Thachil wants to build on CASI’s policy-relevant research tradition but grow it into a more multipronged and lab-like setting.
Since its founding, CASI has provided policy-focused research and programs on India. Students interact with visiting scholars and can work and conduct research in India. CASI also acts as a public forum by hosting seminars, workshops, and conferences, and is home to the internationally read India in Transition. Over the years, says Thachil, it has added new dimensions to what it does, but also pivoted to reflect changing times.
Thachil wants to build on CASI’s policy-relevant research tradition but grow it into a more multipronged and lab-like setting. One of his goals is to expand the number of active research agendas and the number of disciplines represented, and to increase collaboration, by making a home for innovative young scholars. Next year, for example, CASI will have not one but three postdoctoral fellows: a historian, a political scientist, and an anthropologist. They will collaborate on conferences and workshops, “but they each have distinct research agendas. And so they’ll make those things part of what CASI does,” Thachil says.
To expand CASI’s role as a conversation hub, the center will launch a new global fellows program that, combined with its visiting fellows, will bring both distinguished and new voices to interact with students and faculty.
Thachil also wants to broaden the already robust student engagement with the center. He took over as director in July 2020, during the first months of the pandemic. It forced him to delay some of his plans while heightening his focus on students and young scholars.
“These two years, they’ve been hard on everyone,” he says. “But as a faculty member, I can’t help but think of how hard they’ve been for young scholars.
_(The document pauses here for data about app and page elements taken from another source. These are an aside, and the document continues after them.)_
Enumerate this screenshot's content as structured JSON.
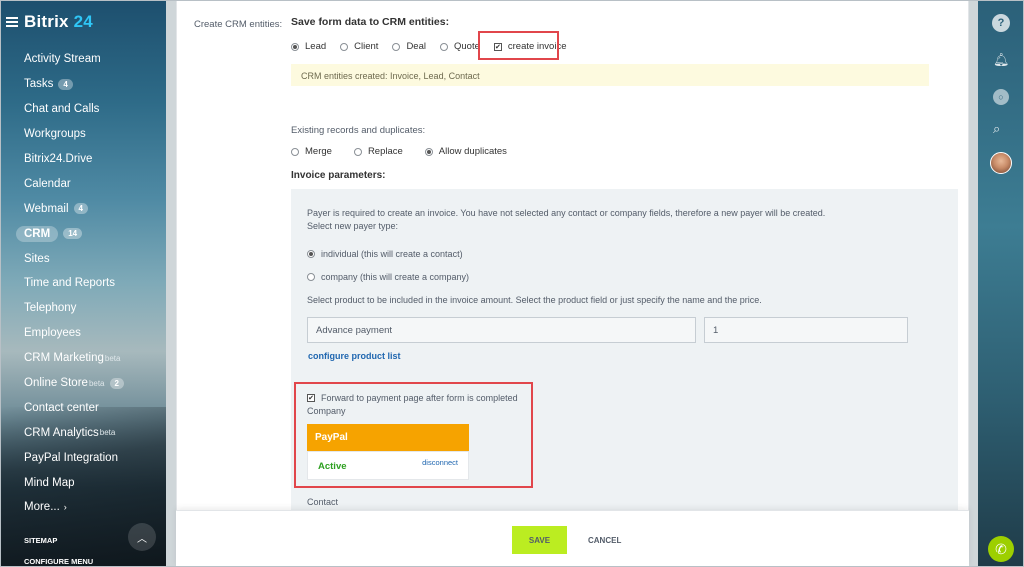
{
  "brand": {
    "name": "Bitrix",
    "num": "24"
  },
  "sidebar": {
    "items": [
      {
        "label": "Activity Stream"
      },
      {
        "label": "Tasks",
        "count": "4"
      },
      {
        "label": "Chat and Calls"
      },
      {
        "label": "Workgroups"
      },
      {
        "label": "Bitrix24.Drive"
      },
      {
        "label": "Calendar"
      },
      {
        "label": "Webmail",
        "count": "4"
      },
      {
        "label": "CRM",
        "count": "14",
        "active": true
      },
      {
        "label": "Sites"
      },
      {
        "label": "Time and Reports"
      },
      {
        "label": "Telephony"
      },
      {
        "label": "Employees"
      },
      {
        "label": "CRM Marketing",
        "sup": "beta"
      },
      {
        "label": "Online Store",
        "sup": "beta",
        "count": "2"
      },
      {
        "label": "Contact center"
      },
      {
        "label": "CRM Analytics",
        "sup": "beta"
      },
      {
        "label": "PayPal Integration"
      },
      {
        "label": "Mind Map"
      },
      {
        "label": "More...",
        "arrow": "›"
      }
    ],
    "sitemap": "SITEMAP",
    "configure_menu": "CONFIGURE MENU"
  },
  "rightbar": {
    "icons": [
      "help-icon",
      "bell-icon",
      "chat-icon",
      "search-icon",
      "avatar",
      "phone-icon"
    ]
  },
  "form": {
    "crm_label": "Create CRM entities:",
    "save_title": "Save form data to CRM entities:",
    "entities": [
      {
        "label": "Lead",
        "checked": true
      },
      {
        "label": "Client",
        "checked": false
      },
      {
        "label": "Deal",
        "checked": false
      },
      {
        "label": "Quote",
        "checked": false
      }
    ],
    "create_invoice": {
      "label": "create invoice",
      "checked": true
    },
    "notice": "CRM entities created: Invoice, Lead, Contact",
    "duplicates_label": "Existing records and duplicates:",
    "duplicates": [
      {
        "label": "Merge",
        "checked": false
      },
      {
        "label": "Replace",
        "checked": false
      },
      {
        "label": "Allow duplicates",
        "checked": true
      }
    ],
    "invoice_title": "Invoice parameters:",
    "payer_info": "Payer is required to create an invoice. You have not selected any contact or company fields, therefore a new payer will be created.",
    "payer_type_label": "Select new payer type:",
    "payer_types": [
      {
        "label": "individual (this will create a contact)",
        "checked": true
      },
      {
        "label": "company (this will create a company)",
        "checked": false
      }
    ],
    "product_info": "Select product to be included in the invoice amount. Select the product field or just specify the name and the price.",
    "product_name": "Advance payment",
    "product_qty": "1",
    "configure_link": "configure product list",
    "forward_label": "Forward to payment page after form is completed",
    "forward_checked": true,
    "company_label": "Company",
    "paypal": {
      "name": "PayPal",
      "status": "Active",
      "disconnect": "disconnect"
    },
    "contact_label": "Contact"
  },
  "footer": {
    "save": "SAVE",
    "cancel": "CANCEL"
  },
  "colors": {
    "accent_red": "#e1464b",
    "save_green": "#bbed21",
    "paypal_orange": "#f6a300",
    "link_blue": "#2067b0"
  }
}
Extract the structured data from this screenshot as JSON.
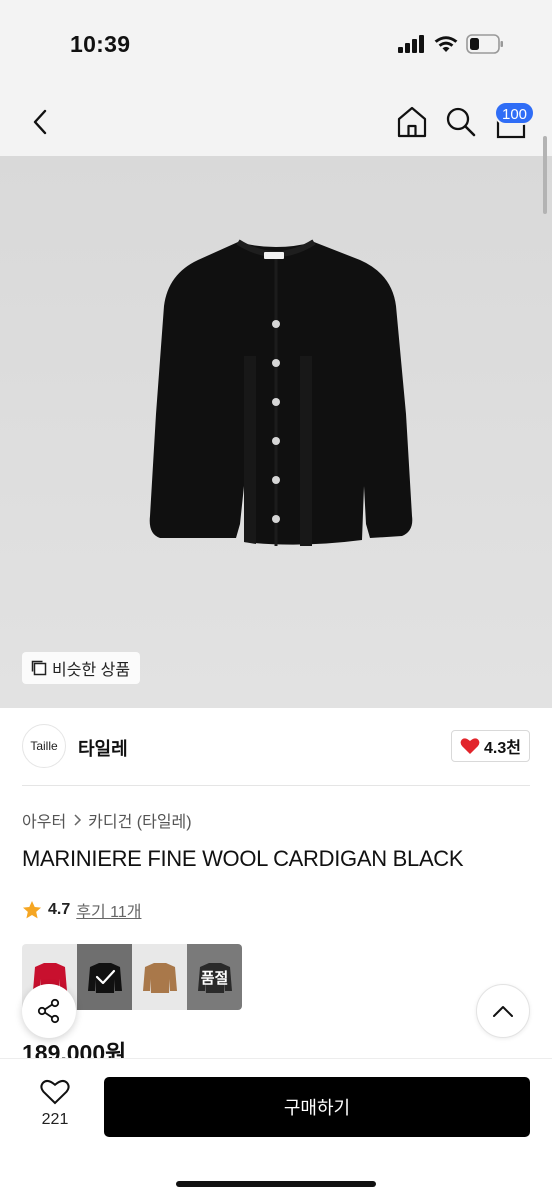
{
  "status_bar": {
    "time": "10:39"
  },
  "nav": {
    "cart_badge": "100"
  },
  "image": {
    "similar_label": "비슷한 상품"
  },
  "brand": {
    "logo_text": "Taille",
    "name": "타일레",
    "likes": "4.3천"
  },
  "breadcrumb": {
    "category": "아우터",
    "subcategory": "카디건 (타일레)"
  },
  "product": {
    "title": "MARINIERE FINE WOOL CARDIGAN BLACK",
    "rating": "4.7",
    "reviews": "후기 11개",
    "price": "189,000원"
  },
  "color_options": [
    {
      "name": "red",
      "color": "#c8102e"
    },
    {
      "name": "black",
      "color": "#111111",
      "selected": true
    },
    {
      "name": "camel",
      "color": "#a9784a"
    },
    {
      "name": "soldout",
      "label": "품절",
      "color": "#2a2a2a"
    }
  ],
  "bottom": {
    "wish_count": "221",
    "buy_label": "구매하기"
  },
  "colors": {
    "accent_blue": "#2f6df6",
    "heart_red": "#e2242b",
    "star_orange": "#f5a623"
  }
}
That’s why we’re on a university campus, not a think tank in D.C.” It’s part of the reason he’s expanding the postdoc program, as well as offering visiting fellowships and “the lion’s share” of seminars to untenured faculty, so they have places to present their work.
The virtual programming CASI offered during the pandemic brought in a global audience that hasn’t dropped off. “I think that’s here to stay,” Thachil says. “It’s allowed us to have a lot of scholars from India and audience members from across the world.” But he’s looking forward to gatherings back in the center, both informal and higher-level academic debates.
India in Transition covered the pandemic in India with a special COVID-19 series. The CASI visiting fellow coming in the fall of 2022 is a young data journalist whom Thachil says has been doing pioneering work tracking how many Indians are losing their lives to COVID, and to what degree official statistics can be trusted. “It will take some time to even understand the scale of what happened to India,” says Thachil. “So someone doing critical work like that, we want to give her support, and a platform.”
CASI can do all this because it’s an academic center, says Thachil. “Centers like CASI are often the homes of interdisciplinary spaces. They bring people to the university community that a regular departmental route might not be appropriate for: journalists, policy makers, bureaucrats, civil society actors. I think that’s critical,” he says.
“And we are often the connective tissue through which communities actually meet each other,” he continues. “I have connected graduate students to faculty, where they’re all on Penn campus, but they didn’t know each other existed, and yet they had interests in common.”
He finishes, “Thirty years of CASI have really been an exercise in energy and entrepreneurialism.”